- Opening Delimiter -

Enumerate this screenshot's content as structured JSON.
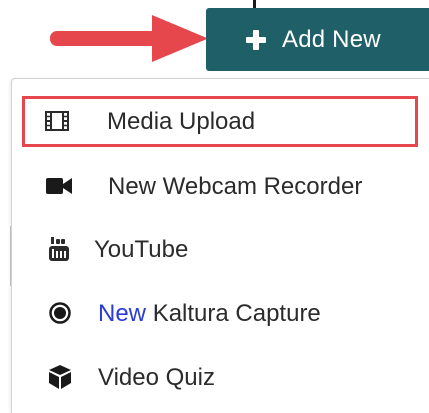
{
  "toolbar": {
    "add_new_label": "Add New"
  },
  "menu": {
    "items": [
      {
        "label": "Media Upload",
        "icon": "film-icon",
        "highlighted": true
      },
      {
        "label": "New Webcam Recorder",
        "icon": "video-camera-icon"
      },
      {
        "label": "YouTube",
        "icon": "youtube-icon"
      },
      {
        "new_badge": "New",
        "label": "Kaltura Capture",
        "icon": "record-icon"
      },
      {
        "label": "Video Quiz",
        "icon": "cube-icon"
      }
    ]
  },
  "colors": {
    "button_bg": "#1f5f67",
    "annotation_red": "#e5474c",
    "new_badge": "#2a3bd6"
  }
}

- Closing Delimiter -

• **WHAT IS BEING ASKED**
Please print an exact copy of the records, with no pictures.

• **TASK RESPONSE**
Enumerate this screenshot's content as structured JSON.
{
  "toolbar": {
    "add_new_label": "Add New"
  },
  "menu": {
    "items": [
      {
        "label": "Media Upload",
        "icon": "film-icon",
        "highlighted": true
      },
      {
        "label": "New Webcam Recorder",
        "icon": "video-camera-icon"
      },
      {
        "label": "YouTube",
        "icon": "youtube-icon"
      },
      {
        "new_badge": "New",
        "label": "Kaltura Capture",
        "icon": "record-icon"
      },
      {
        "label": "Video Quiz",
        "icon": "cube-icon"
      }
    ]
  },
  "colors": {
    "button_bg": "#1f5f67",
    "annotation_red": "#e5474c",
    "new_badge": "#2a3bd6"
  }
}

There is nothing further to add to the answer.